One of the ugly secrets of Microsoft Exchange Server 2010 is that at its core it uses an ancient ISAM database technology that is relatively easily corrupted.  Microsoft makes some great tools, as do others, to detect and correct this corruption.  The trick here is that you have to actually use the tools.  Many IT administrators do so religiously; however, quite a few are so busy that they just hope that the problem takes care of itself.  What does this have to do with backup?

At Unitrends, we recently switched from the old streaming backup technique for Exchange backups to the VSS method (it was about time!)  Our customers have been almost unanimous in their praise of the new Exchange agent – with a few exceptions.  The few exceptions are entirely focused on the fact that the new Exchange backup agent automatically does integrity checking of the Exchange database (the EDB.)  This integrity checking, if it fails, causes the Exchange database to go into a state where it may be repaired.

A few customers have given us the feedback that they’d like to be able to backup Exchange “the way it used to work.”  We actually can do that; we have the older agent that our current customers were using.  We’re a customer-focused company – and so we’ll do what the customer wants.  But it leaves our customer-facing people in the position of having to explain – awkwardly – that trying to recover a corrupted database may be a bit – ahem – problematic.  (That’s a nice way of saying  recovery will be a crapshoot.)

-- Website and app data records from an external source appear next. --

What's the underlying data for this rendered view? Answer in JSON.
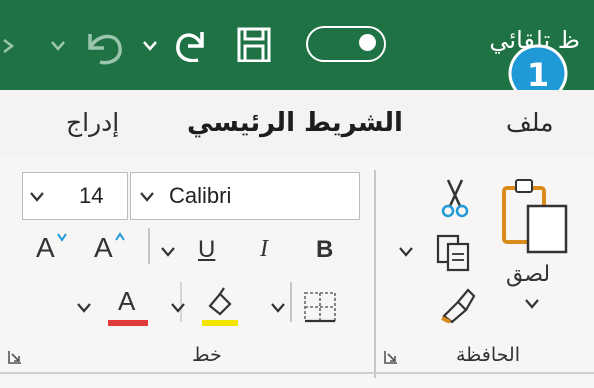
{
  "titlebar": {
    "autosave_label": "ظ تلقائي",
    "bg_color": "#1f7244",
    "icons": [
      "undo-icon",
      "redo-icon",
      "save-icon",
      "dropdown-icon"
    ]
  },
  "callout": {
    "number": "1",
    "color": "#1f9ad6"
  },
  "tabs": {
    "file": "ملف",
    "home": "الشريط الرئيسي",
    "insert": "إدراج",
    "active": "home"
  },
  "clipboard": {
    "paste_label": "لصق",
    "group_label": "الحافظة",
    "icons": [
      "paste-icon",
      "cut-icon",
      "copy-icon",
      "format-painter-icon"
    ]
  },
  "font": {
    "name": "Calibri",
    "size": "14",
    "bold": "B",
    "italic": "I",
    "underline": "U",
    "grow": "A",
    "shrink": "A",
    "font_color_letter": "A",
    "group_label": "خط",
    "font_color": "#e03a3a",
    "highlight_color": "#f2e600"
  }
}
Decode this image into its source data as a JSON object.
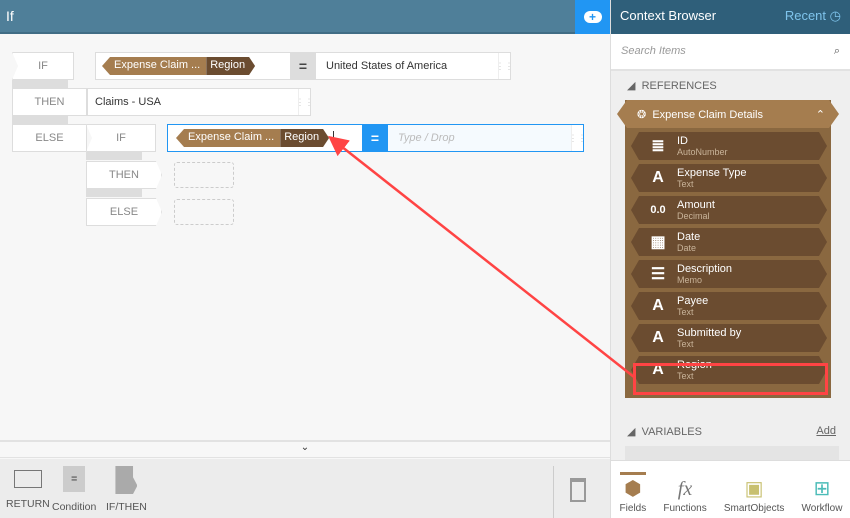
{
  "header": {
    "title": "If"
  },
  "rule": {
    "if_label": "IF",
    "then_label": "THEN",
    "else_label": "ELSE",
    "cond1": {
      "token_parent": "Expense Claim ...",
      "token_field": "Region",
      "operator": "=",
      "value": "United States of America"
    },
    "then_value": "Claims - USA",
    "nested": {
      "if_label": "IF",
      "then_label": "THEN",
      "else_label": "ELSE",
      "token_parent": "Expense Claim ...",
      "token_field": "Region",
      "operator": "=",
      "placeholder": "Type / Drop"
    }
  },
  "toolbar": {
    "return": "RETURN",
    "condition": "Condition",
    "condition_glyph": "=",
    "ifthen": "IF/THEN"
  },
  "context": {
    "title": "Context Browser",
    "recent": "Recent",
    "search_placeholder": "Search Items",
    "references": "REFERENCES",
    "group": "Expense Claim Details",
    "items": [
      {
        "name": "ID",
        "type": "AutoNumber",
        "icon": "autonumber-icon",
        "glyph": "≣"
      },
      {
        "name": "Expense Type",
        "type": "Text",
        "icon": "text-icon",
        "glyph": "A"
      },
      {
        "name": "Amount",
        "type": "Decimal",
        "icon": "decimal-icon",
        "glyph": "0.0"
      },
      {
        "name": "Date",
        "type": "Date",
        "icon": "calendar-icon",
        "glyph": "▦"
      },
      {
        "name": "Description",
        "type": "Memo",
        "icon": "memo-icon",
        "glyph": "☰"
      },
      {
        "name": "Payee",
        "type": "Text",
        "icon": "text-icon",
        "glyph": "A"
      },
      {
        "name": "Submitted by",
        "type": "Text",
        "icon": "text-icon",
        "glyph": "A"
      },
      {
        "name": "Region",
        "type": "Text",
        "icon": "text-icon",
        "glyph": "A"
      }
    ],
    "variables": "VARIABLES",
    "add": "Add",
    "nav": [
      {
        "label": "Fields",
        "glyph": "⬢"
      },
      {
        "label": "Functions",
        "glyph": "fx"
      },
      {
        "label": "SmartObjects",
        "glyph": "▣"
      },
      {
        "label": "Workflow",
        "glyph": "⊞"
      }
    ]
  },
  "colors": {
    "header": "#4f7f99",
    "accent": "#2196f3",
    "token": "#a57d4f",
    "token_dark": "#6b4c30",
    "highlight": "#f44444"
  }
}
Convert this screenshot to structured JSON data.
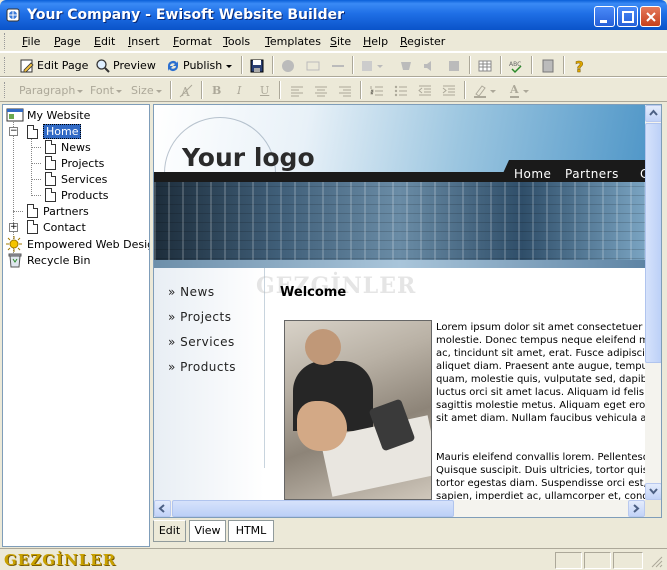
{
  "window": {
    "title": "Your Company - Ewisoft Website Builder"
  },
  "menu": [
    "File",
    "Page",
    "Edit",
    "Insert",
    "Format",
    "Tools",
    "Templates",
    "Site",
    "Help",
    "Register"
  ],
  "menu_underline": [
    "F",
    "P",
    "E",
    "I",
    "F",
    "T",
    "T",
    "S",
    "H",
    "R"
  ],
  "toolbar": {
    "edit_page": "Edit Page",
    "preview": "Preview",
    "publish": "Publish",
    "paragraph": "Paragraph",
    "font": "Font",
    "size": "Size",
    "bold": "B",
    "italic": "I",
    "underline": "U",
    "font_color": "A"
  },
  "tree": {
    "root": "My Website",
    "home": "Home",
    "home_children": [
      "News",
      "Projects",
      "Services",
      "Products"
    ],
    "partners": "Partners",
    "contact": "Contact",
    "empowered": "Empowered Web Design",
    "recycle": "Recycle Bin"
  },
  "preview": {
    "logo": "Your logo",
    "nav": [
      "Home",
      "Partners",
      "C"
    ],
    "left_nav": [
      "» News",
      "» Projects",
      "» Services",
      "» Products"
    ],
    "watermark": "GEZGİNLER",
    "heading": "Welcome",
    "paragraph1": [
      "Lorem ipsum dolor sit amet consectetuer adipiscing",
      "molestie. Donec tempus neque eleifend mauris",
      "ac, tincidunt sit amet, erat. Fusce adipiscing",
      "aliquet diam. Praesent ante augue, tempus a",
      "quam, molestie quis, vulputate sed, dapibus",
      "luctus orci sit amet lacus. Aliquam id felis non",
      "sagittis molestie metus. Aliquam eget eros. In",
      "sit amet diam. Nullam faucibus vehicula ante"
    ],
    "paragraph2": [
      "Mauris eleifend convallis lorem. Pellentesque",
      "Quisque suscipit. Duis ultricies, tortor quis a",
      "tortor egestas diam. Suspendisse orci est, v",
      "sapien, imperdiet ac, ullamcorper et, congue"
    ]
  },
  "view_tabs": [
    "Edit",
    "View",
    "HTML"
  ],
  "status": {
    "brand": "GEZGİNLER"
  },
  "colors": {
    "titlebar": "#0a53c9",
    "selection": "#316ac5",
    "banner_dark": "#1a1a1a"
  }
}
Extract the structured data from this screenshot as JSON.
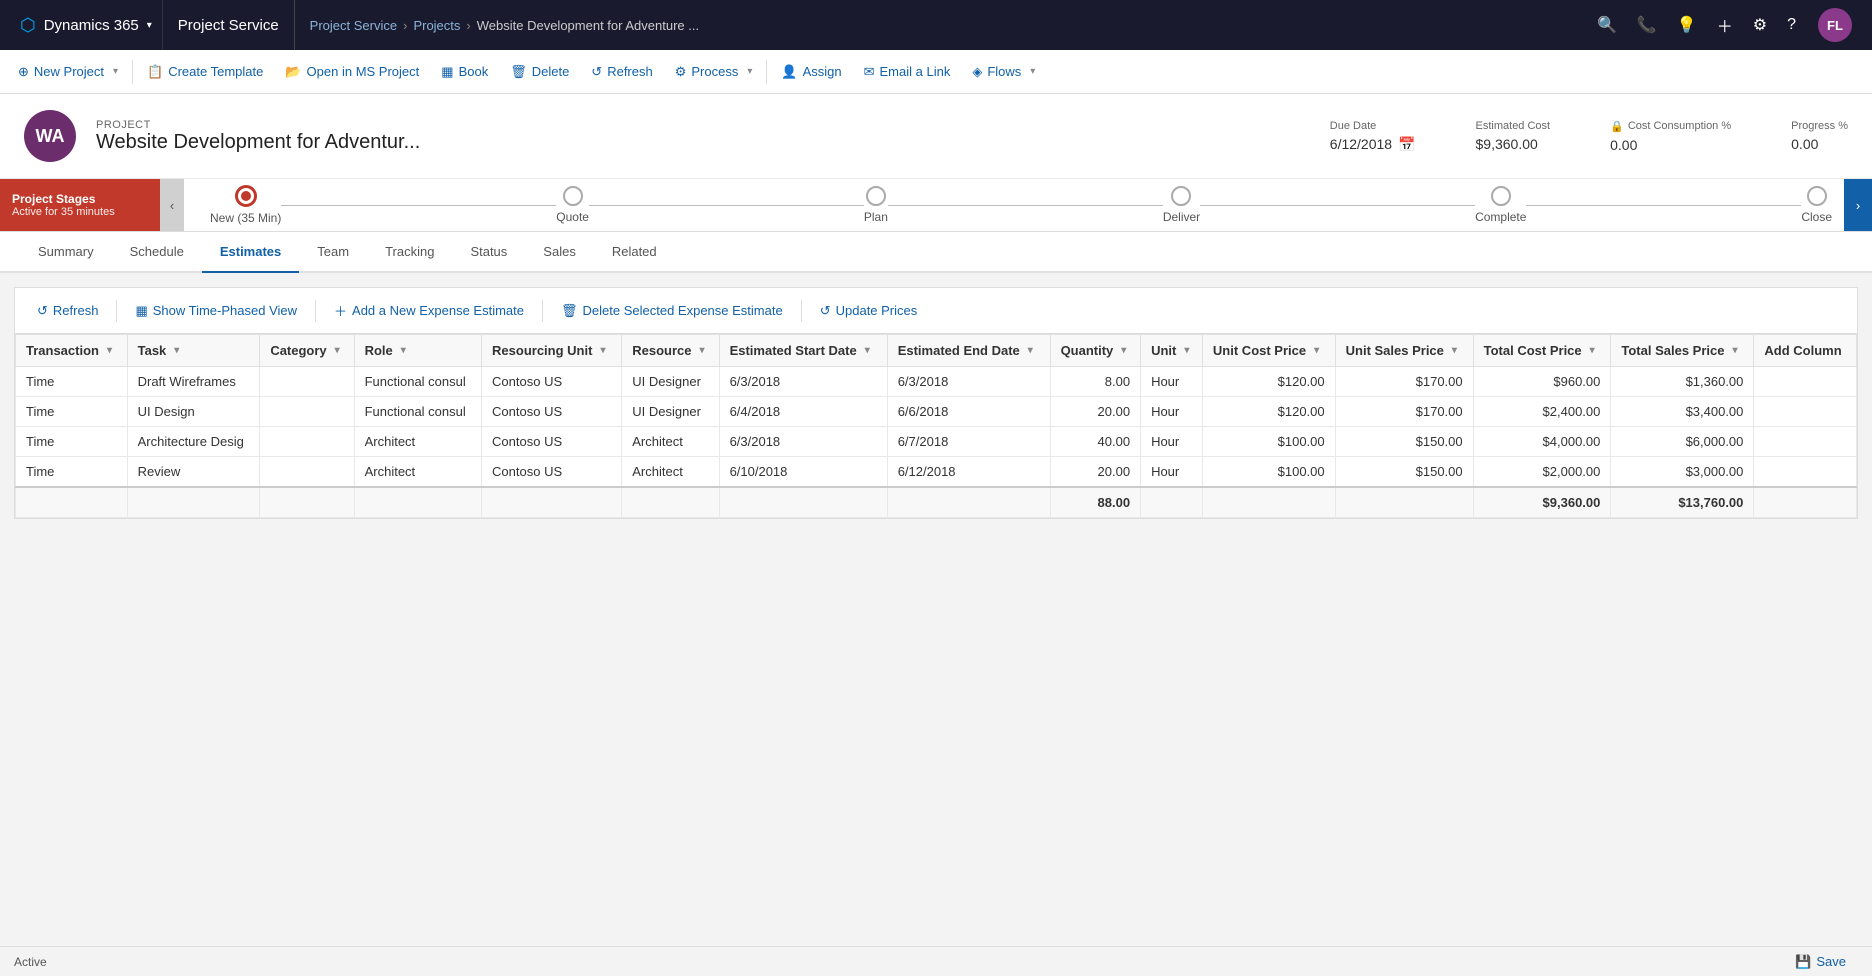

For our new customers, this isn’t a problem – when first setting up their backup appliance they simply run the necessary tools to fix the corruption if it is discovered.  Once again, what we discovered is that when you have a large installed base (1500+ customers and growing fast!) that you have to be extraordinarily careful in thinking through the ramifications of features – even those features that are improvements – and carefully communicating that information.